- [The task]: Gather from the listing below each line that includes the word "title", and copy it.

[The data Boundary: Start]

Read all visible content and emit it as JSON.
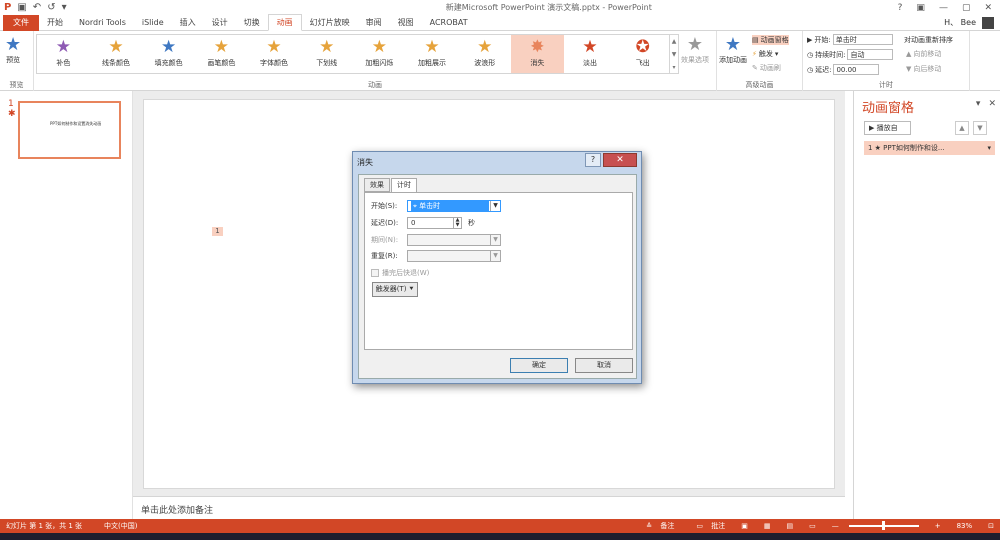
{
  "window": {
    "title": "新建Microsoft PowerPoint 演示文稿.pptx - PowerPoint",
    "controls": [
      "?",
      "▣",
      "—",
      "▢",
      "✕"
    ]
  },
  "qat": {
    "undo": "↶",
    "redo": "↺"
  },
  "tabs": [
    "文件",
    "开始",
    "Nordri Tools",
    "iSlide",
    "插入",
    "设计",
    "切换",
    "动画",
    "幻灯片放映",
    "审阅",
    "视图",
    "ACROBAT"
  ],
  "active_tab": "动画",
  "user": {
    "name": "H、 Bee"
  },
  "ribbon": {
    "preview": {
      "label": "预览",
      "group": "预览"
    },
    "effects": [
      {
        "label": "补色",
        "color": "#8e5ab4"
      },
      {
        "label": "线条颜色",
        "color": "#e6a33b"
      },
      {
        "label": "填充颜色",
        "color": "#3f78c2"
      },
      {
        "label": "画笔颜色",
        "color": "#e6a33b"
      },
      {
        "label": "字体颜色",
        "color": "#e6a33b"
      },
      {
        "label": "下划线",
        "color": "#e6a33b"
      },
      {
        "label": "加粗闪烁",
        "color": "#e6a33b"
      },
      {
        "label": "加粗展示",
        "color": "#e6a33b"
      },
      {
        "label": "波浪形",
        "color": "#e6a33b"
      },
      {
        "label": "消失",
        "color": "#e8845c"
      },
      {
        "label": "淡出",
        "color": "#d24726"
      },
      {
        "label": "飞出",
        "color": "#d24726"
      }
    ],
    "effect_options": "效果选项",
    "animation_group": "动画",
    "add_animation": "添加动画",
    "animation_pane": "动画窗格",
    "trigger": "触发",
    "painter": "动画刷",
    "advanced_group": "高级动画",
    "start_label": "开始:",
    "start_value": "单击时",
    "duration_label": "持续时间:",
    "duration_value": "自动",
    "delay_label": "延迟:",
    "delay_value": "00.00",
    "reorder": "对动画重新排序",
    "move_earlier": "向前移动",
    "move_later": "向后移动",
    "timing_group": "计时"
  },
  "thumbnail": {
    "number": "1",
    "marker": "✱",
    "text": "PPT如何制作和设置消失动画"
  },
  "slide_tag": "1",
  "notes_placeholder": "单击此处添加备注",
  "anim_pane": {
    "title": "动画窗格",
    "play": "播放自",
    "item": "1 ★ PPT如何制作和设...",
    "up": "▲",
    "down": "▼"
  },
  "dialog": {
    "title": "消失",
    "tabs": [
      "效果",
      "计时"
    ],
    "start_label": "开始(S):",
    "start_value": "单击时",
    "delay_label": "延迟(D):",
    "delay_value": "0",
    "delay_unit": "秒",
    "period_label": "期间(N):",
    "repeat_label": "重复(R):",
    "rewind_label": "播完后快退(W)",
    "trigger_button": "触发器(T) ⯆",
    "ok": "确定",
    "cancel": "取消"
  },
  "status": {
    "slide": "幻灯片 第 1 张，共 1 张",
    "language": "中文(中国)",
    "notes": "备注",
    "comments": "批注",
    "zoom": "83%"
  }
}
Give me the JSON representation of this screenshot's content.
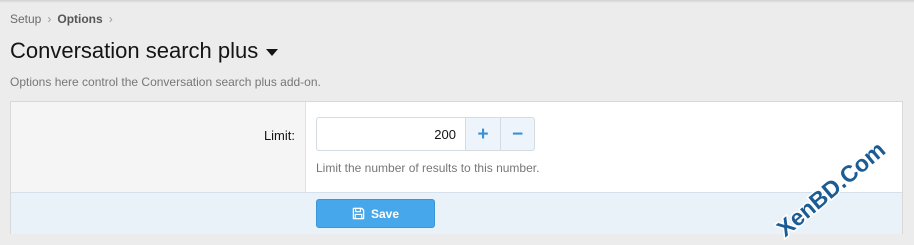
{
  "breadcrumb": {
    "items": [
      "Setup",
      "Options"
    ],
    "separator": "›"
  },
  "page": {
    "title": "Conversation search plus",
    "description": "Options here control the Conversation search plus add-on."
  },
  "option": {
    "label": "Limit:",
    "value": "200",
    "plus": "+",
    "minus": "−",
    "hint": "Limit the number of results to this number."
  },
  "footer": {
    "save_label": "Save",
    "save_icon": "floppy-disk-icon"
  },
  "watermark": {
    "text": "XenBD.Com"
  },
  "colors": {
    "accent": "#47a7eb",
    "footer_bg": "#e9f1f9",
    "stepper_glyph": "#3d8fd4",
    "watermark": "#1b5c94"
  }
}
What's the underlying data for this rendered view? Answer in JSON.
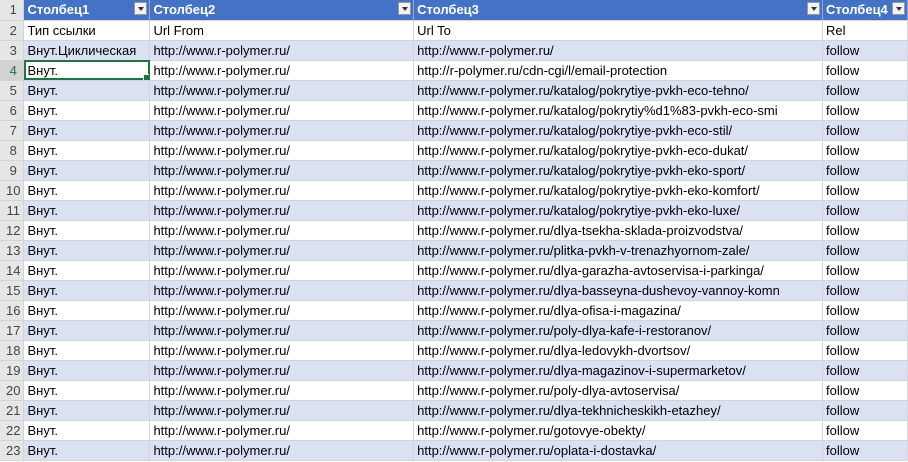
{
  "header": {
    "row": "1",
    "col1": "Столбец1",
    "col2": "Столбец2",
    "col3": "Столбец3",
    "col4": "Столбец4"
  },
  "rows": [
    {
      "n": "2",
      "c1": "Тип ссылки",
      "c2": "Url From",
      "c3": "Url To",
      "c4": "Rel"
    },
    {
      "n": "3",
      "c1": "Внут.Циклическая",
      "c2": "http://www.r-polymer.ru/",
      "c3": "http://www.r-polymer.ru/",
      "c4": "follow"
    },
    {
      "n": "4",
      "c1": "Внут.",
      "c2": "http://www.r-polymer.ru/",
      "c3": "http://r-polymer.ru/cdn-cgi/l/email-protection",
      "c4": "follow"
    },
    {
      "n": "5",
      "c1": "Внут.",
      "c2": "http://www.r-polymer.ru/",
      "c3": "http://www.r-polymer.ru/katalog/pokrytiye-pvkh-eco-tehno/",
      "c4": "follow"
    },
    {
      "n": "6",
      "c1": "Внут.",
      "c2": "http://www.r-polymer.ru/",
      "c3": "http://www.r-polymer.ru/katalog/pokrytiy%d1%83-pvkh-eco-smi",
      "c4": "follow"
    },
    {
      "n": "7",
      "c1": "Внут.",
      "c2": "http://www.r-polymer.ru/",
      "c3": "http://www.r-polymer.ru/katalog/pokrytiye-pvkh-eco-stil/",
      "c4": "follow"
    },
    {
      "n": "8",
      "c1": "Внут.",
      "c2": "http://www.r-polymer.ru/",
      "c3": "http://www.r-polymer.ru/katalog/pokrytiye-pvkh-eco-dukat/",
      "c4": "follow"
    },
    {
      "n": "9",
      "c1": "Внут.",
      "c2": "http://www.r-polymer.ru/",
      "c3": "http://www.r-polymer.ru/katalog/pokrytiye-pvkh-eko-sport/",
      "c4": "follow"
    },
    {
      "n": "10",
      "c1": "Внут.",
      "c2": "http://www.r-polymer.ru/",
      "c3": "http://www.r-polymer.ru/katalog/pokrytiye-pvkh-eko-komfort/",
      "c4": "follow"
    },
    {
      "n": "11",
      "c1": "Внут.",
      "c2": "http://www.r-polymer.ru/",
      "c3": "http://www.r-polymer.ru/katalog/pokrytiye-pvkh-eko-luxe/",
      "c4": "follow"
    },
    {
      "n": "12",
      "c1": "Внут.",
      "c2": "http://www.r-polymer.ru/",
      "c3": "http://www.r-polymer.ru/dlya-tsekha-sklada-proizvodstva/",
      "c4": "follow"
    },
    {
      "n": "13",
      "c1": "Внут.",
      "c2": "http://www.r-polymer.ru/",
      "c3": "http://www.r-polymer.ru/plitka-pvkh-v-trenazhyornom-zale/",
      "c4": "follow"
    },
    {
      "n": "14",
      "c1": "Внут.",
      "c2": "http://www.r-polymer.ru/",
      "c3": "http://www.r-polymer.ru/dlya-garazha-avtoservisa-i-parkinga/",
      "c4": "follow"
    },
    {
      "n": "15",
      "c1": "Внут.",
      "c2": "http://www.r-polymer.ru/",
      "c3": "http://www.r-polymer.ru/dlya-basseyna-dushevoy-vannoy-komn",
      "c4": "follow"
    },
    {
      "n": "16",
      "c1": "Внут.",
      "c2": "http://www.r-polymer.ru/",
      "c3": "http://www.r-polymer.ru/dlya-ofisa-i-magazina/",
      "c4": "follow"
    },
    {
      "n": "17",
      "c1": "Внут.",
      "c2": "http://www.r-polymer.ru/",
      "c3": "http://www.r-polymer.ru/poly-dlya-kafe-i-restoranov/",
      "c4": "follow"
    },
    {
      "n": "18",
      "c1": "Внут.",
      "c2": "http://www.r-polymer.ru/",
      "c3": "http://www.r-polymer.ru/dlya-ledovykh-dvortsov/",
      "c4": "follow"
    },
    {
      "n": "19",
      "c1": "Внут.",
      "c2": "http://www.r-polymer.ru/",
      "c3": "http://www.r-polymer.ru/dlya-magazinov-i-supermarketov/",
      "c4": "follow"
    },
    {
      "n": "20",
      "c1": "Внут.",
      "c2": "http://www.r-polymer.ru/",
      "c3": "http://www.r-polymer.ru/poly-dlya-avtoservisa/",
      "c4": "follow"
    },
    {
      "n": "21",
      "c1": "Внут.",
      "c2": "http://www.r-polymer.ru/",
      "c3": "http://www.r-polymer.ru/dlya-tekhnicheskikh-etazhey/",
      "c4": "follow"
    },
    {
      "n": "22",
      "c1": "Внут.",
      "c2": "http://www.r-polymer.ru/",
      "c3": "http://www.r-polymer.ru/gotovye-obekty/",
      "c4": "follow"
    },
    {
      "n": "23",
      "c1": "Внут.",
      "c2": "http://www.r-polymer.ru/",
      "c3": "http://www.r-polymer.ru/oplata-i-dostavka/",
      "c4": "follow"
    }
  ],
  "selection": {
    "row": "4",
    "column": "A"
  },
  "colors": {
    "header_bg": "#4472c4",
    "band_bg": "#d9e1f2",
    "selection": "#217346"
  }
}
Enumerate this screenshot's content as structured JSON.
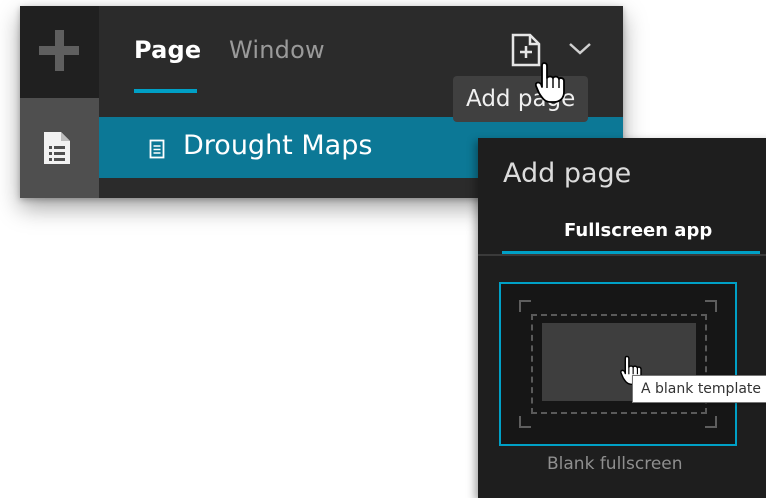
{
  "header": {
    "tabs": [
      {
        "label": "Page",
        "active": true
      },
      {
        "label": "Window",
        "active": false
      }
    ],
    "add_page_tooltip": "Add page"
  },
  "pages": [
    {
      "label": "Drought Maps",
      "selected": true
    }
  ],
  "add_page_popup": {
    "title": "Add page",
    "tab": "Fullscreen app",
    "template": {
      "caption": "Blank fullscreen",
      "tooltip": "A blank template"
    }
  },
  "icons": {
    "sidebar_top": "plus-icon",
    "sidebar_bottom": "page-list-icon",
    "header_add": "add-page-icon",
    "header_menu": "chevron-down-icon",
    "row": "document-icon",
    "pointer": "hand-cursor-icon"
  },
  "colors": {
    "accent": "#00a0c6",
    "selected_row": "#0c7896",
    "panel_bg": "#2b2b2b",
    "popup_bg": "#1e1e1e"
  }
}
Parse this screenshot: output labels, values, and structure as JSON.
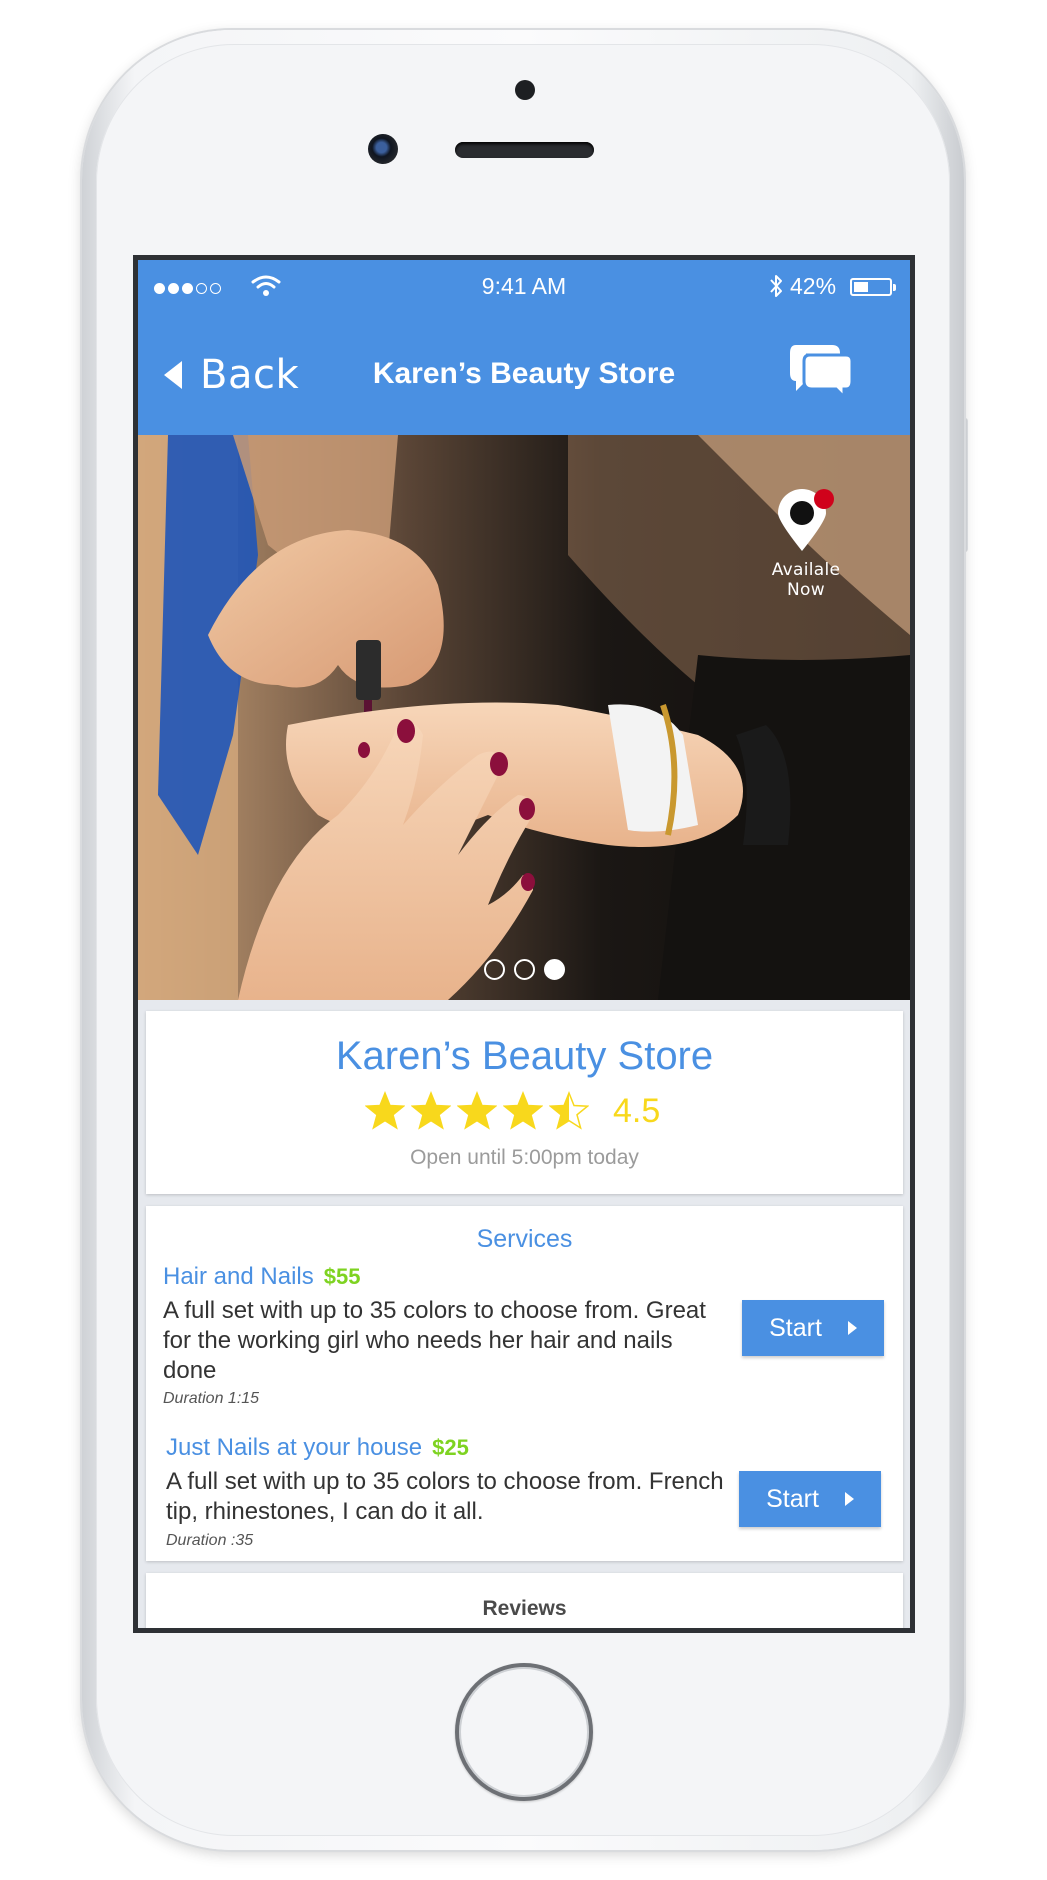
{
  "status_bar": {
    "time": "9:41 AM",
    "battery_percent": "42%",
    "battery_level": 0.42,
    "signal_bars_filled": 3,
    "signal_bars_total": 5
  },
  "nav": {
    "back_label": "Back",
    "title": "Karen’s Beauty Store",
    "chat_icon": "chat-bubbles-icon"
  },
  "hero": {
    "availability_label": "Availale Now",
    "pin_icon": "location-pin-icon",
    "slide_count": 3,
    "active_slide": 3
  },
  "store": {
    "name": "Karen’s Beauty Store",
    "rating": "4.5",
    "rating_value": 4.5,
    "hours": "Open until 5:00pm today"
  },
  "services": {
    "title": "Services",
    "items": [
      {
        "name": "Hair and Nails",
        "price": "$55",
        "description": "A full set with up to 35 colors to choose from. Great for the working girl who needs her hair and nails done",
        "duration": "Duration 1:15",
        "button_label": "Start"
      },
      {
        "name": "Just Nails at your house",
        "price": "$25",
        "description": "A full set with up to 35 colors to choose from. French tip, rhinestones, I can do it all.",
        "duration": "Duration :35",
        "button_label": "Start"
      }
    ]
  },
  "reviews": {
    "title": "Reviews"
  },
  "colors": {
    "brand_blue": "#4a90e2",
    "star_yellow": "#f8d81c",
    "price_green": "#7ed321",
    "notification_red": "#d0021b"
  }
}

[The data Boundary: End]

- [Task output]:
    "title": "新建Microsoft PowerPoint 演示文稿.pptx - PowerPoint",
    "title": "动画窗格",
    "title": "消失",
    "title": "Conversation search plus",
    "title": "Add page",
    "title": "Karen’s Beauty Store",
    "title": "Services",
    "title": "Reviews"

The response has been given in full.